═══ DATA FOR REVIEW ═══

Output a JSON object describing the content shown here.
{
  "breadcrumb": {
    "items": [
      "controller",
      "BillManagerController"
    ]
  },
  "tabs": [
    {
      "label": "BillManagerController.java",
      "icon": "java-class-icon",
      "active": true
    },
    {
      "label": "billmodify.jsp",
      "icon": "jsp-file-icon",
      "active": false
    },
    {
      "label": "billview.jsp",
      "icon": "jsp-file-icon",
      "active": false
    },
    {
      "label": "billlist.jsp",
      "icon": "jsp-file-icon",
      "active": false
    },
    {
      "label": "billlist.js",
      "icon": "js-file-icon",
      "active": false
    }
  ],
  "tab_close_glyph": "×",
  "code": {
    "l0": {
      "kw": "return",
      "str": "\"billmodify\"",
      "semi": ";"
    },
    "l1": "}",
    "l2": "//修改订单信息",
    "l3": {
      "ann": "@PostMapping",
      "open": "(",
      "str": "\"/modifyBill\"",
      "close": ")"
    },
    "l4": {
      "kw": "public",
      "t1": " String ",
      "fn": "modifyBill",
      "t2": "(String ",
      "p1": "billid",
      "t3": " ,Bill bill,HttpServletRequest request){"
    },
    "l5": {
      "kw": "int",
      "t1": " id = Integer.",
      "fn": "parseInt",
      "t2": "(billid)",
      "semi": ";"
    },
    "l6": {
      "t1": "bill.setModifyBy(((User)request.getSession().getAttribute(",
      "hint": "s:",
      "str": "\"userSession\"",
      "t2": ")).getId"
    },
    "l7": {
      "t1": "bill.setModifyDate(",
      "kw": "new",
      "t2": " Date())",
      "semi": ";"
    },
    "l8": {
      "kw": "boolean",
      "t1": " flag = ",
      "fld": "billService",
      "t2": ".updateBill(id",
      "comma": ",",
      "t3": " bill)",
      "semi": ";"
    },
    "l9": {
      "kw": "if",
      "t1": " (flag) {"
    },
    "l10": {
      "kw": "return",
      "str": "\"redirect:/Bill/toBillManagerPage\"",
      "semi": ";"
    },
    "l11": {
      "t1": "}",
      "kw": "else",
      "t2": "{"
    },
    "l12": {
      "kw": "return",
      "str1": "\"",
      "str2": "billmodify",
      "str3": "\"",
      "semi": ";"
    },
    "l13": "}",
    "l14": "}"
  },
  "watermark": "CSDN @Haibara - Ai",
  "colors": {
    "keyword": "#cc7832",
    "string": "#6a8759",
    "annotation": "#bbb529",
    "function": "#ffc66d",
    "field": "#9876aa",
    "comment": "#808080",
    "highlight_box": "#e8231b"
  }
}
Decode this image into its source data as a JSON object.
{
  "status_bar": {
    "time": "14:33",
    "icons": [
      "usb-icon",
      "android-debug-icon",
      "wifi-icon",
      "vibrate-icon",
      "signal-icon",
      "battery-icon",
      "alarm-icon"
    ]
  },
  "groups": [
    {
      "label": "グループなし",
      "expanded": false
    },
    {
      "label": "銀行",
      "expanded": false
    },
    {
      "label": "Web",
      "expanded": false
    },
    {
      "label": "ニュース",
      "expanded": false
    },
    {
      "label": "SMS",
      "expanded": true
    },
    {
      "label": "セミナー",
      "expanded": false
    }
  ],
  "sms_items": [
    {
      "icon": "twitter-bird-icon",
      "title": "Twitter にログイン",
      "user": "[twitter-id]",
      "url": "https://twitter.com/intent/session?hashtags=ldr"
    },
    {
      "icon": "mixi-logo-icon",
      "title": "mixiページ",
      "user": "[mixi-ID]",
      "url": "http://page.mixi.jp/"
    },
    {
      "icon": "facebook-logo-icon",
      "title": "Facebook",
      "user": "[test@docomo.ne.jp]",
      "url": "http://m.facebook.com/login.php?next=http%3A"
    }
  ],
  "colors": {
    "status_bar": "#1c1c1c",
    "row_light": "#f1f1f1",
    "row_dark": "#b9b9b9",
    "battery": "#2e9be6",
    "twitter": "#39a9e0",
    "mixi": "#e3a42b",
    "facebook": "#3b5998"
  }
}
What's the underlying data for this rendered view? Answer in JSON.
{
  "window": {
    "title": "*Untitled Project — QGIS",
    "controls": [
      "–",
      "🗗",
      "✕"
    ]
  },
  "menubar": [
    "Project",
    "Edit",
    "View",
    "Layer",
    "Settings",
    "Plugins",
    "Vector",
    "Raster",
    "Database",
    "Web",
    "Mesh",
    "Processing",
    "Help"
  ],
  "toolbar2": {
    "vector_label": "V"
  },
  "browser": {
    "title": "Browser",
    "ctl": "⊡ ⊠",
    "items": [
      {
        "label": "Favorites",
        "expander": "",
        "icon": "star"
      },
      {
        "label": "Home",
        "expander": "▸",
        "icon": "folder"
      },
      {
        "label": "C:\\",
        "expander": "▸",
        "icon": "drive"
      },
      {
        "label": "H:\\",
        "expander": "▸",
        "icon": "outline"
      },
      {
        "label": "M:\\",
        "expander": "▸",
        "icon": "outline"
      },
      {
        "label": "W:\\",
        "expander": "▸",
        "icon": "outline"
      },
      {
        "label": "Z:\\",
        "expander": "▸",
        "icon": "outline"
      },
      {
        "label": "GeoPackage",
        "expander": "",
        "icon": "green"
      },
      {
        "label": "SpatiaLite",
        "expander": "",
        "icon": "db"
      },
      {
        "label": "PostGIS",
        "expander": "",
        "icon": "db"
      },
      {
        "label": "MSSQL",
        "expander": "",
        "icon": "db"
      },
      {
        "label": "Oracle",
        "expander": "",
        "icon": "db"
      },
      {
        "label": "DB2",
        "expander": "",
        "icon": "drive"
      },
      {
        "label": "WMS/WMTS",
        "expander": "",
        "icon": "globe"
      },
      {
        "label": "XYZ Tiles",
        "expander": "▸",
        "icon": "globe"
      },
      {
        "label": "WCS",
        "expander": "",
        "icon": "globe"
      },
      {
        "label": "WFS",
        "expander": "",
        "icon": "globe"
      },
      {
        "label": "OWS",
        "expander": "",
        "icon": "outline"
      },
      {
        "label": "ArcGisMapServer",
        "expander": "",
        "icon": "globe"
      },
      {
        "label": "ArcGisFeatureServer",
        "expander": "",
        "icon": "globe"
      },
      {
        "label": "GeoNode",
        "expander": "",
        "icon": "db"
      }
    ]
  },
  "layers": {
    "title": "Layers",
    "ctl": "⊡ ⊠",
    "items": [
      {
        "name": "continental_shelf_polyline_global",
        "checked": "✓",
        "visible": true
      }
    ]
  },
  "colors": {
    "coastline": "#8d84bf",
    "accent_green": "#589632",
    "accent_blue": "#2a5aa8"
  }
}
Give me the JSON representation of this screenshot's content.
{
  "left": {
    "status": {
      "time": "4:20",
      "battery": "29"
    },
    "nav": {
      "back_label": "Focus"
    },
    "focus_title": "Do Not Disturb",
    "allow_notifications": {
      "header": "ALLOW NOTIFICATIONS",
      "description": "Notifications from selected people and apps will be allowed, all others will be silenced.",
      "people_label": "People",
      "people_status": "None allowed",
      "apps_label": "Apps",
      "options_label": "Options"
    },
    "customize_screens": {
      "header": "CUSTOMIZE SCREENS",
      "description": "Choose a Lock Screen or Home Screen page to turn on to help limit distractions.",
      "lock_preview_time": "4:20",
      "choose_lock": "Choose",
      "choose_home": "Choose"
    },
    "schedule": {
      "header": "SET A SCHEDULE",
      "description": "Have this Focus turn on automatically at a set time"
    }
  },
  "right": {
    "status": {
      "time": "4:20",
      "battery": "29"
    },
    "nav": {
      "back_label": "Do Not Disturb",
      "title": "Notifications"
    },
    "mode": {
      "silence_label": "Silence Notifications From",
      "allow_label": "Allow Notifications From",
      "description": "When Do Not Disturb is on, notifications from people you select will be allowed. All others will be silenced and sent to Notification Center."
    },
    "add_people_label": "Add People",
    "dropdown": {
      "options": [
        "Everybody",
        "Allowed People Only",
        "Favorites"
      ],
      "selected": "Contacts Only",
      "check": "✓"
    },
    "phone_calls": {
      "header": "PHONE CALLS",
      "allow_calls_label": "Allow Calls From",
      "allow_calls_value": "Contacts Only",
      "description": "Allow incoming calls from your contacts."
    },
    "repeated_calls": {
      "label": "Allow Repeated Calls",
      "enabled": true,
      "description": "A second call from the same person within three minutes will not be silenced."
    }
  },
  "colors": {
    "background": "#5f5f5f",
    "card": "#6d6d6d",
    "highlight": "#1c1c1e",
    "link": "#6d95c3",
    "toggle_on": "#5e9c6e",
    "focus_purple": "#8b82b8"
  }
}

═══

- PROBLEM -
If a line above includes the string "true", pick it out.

- RESPONSE BELOW -
      "active": true
      "expanded": true
        "visible": true
      "enabled": true,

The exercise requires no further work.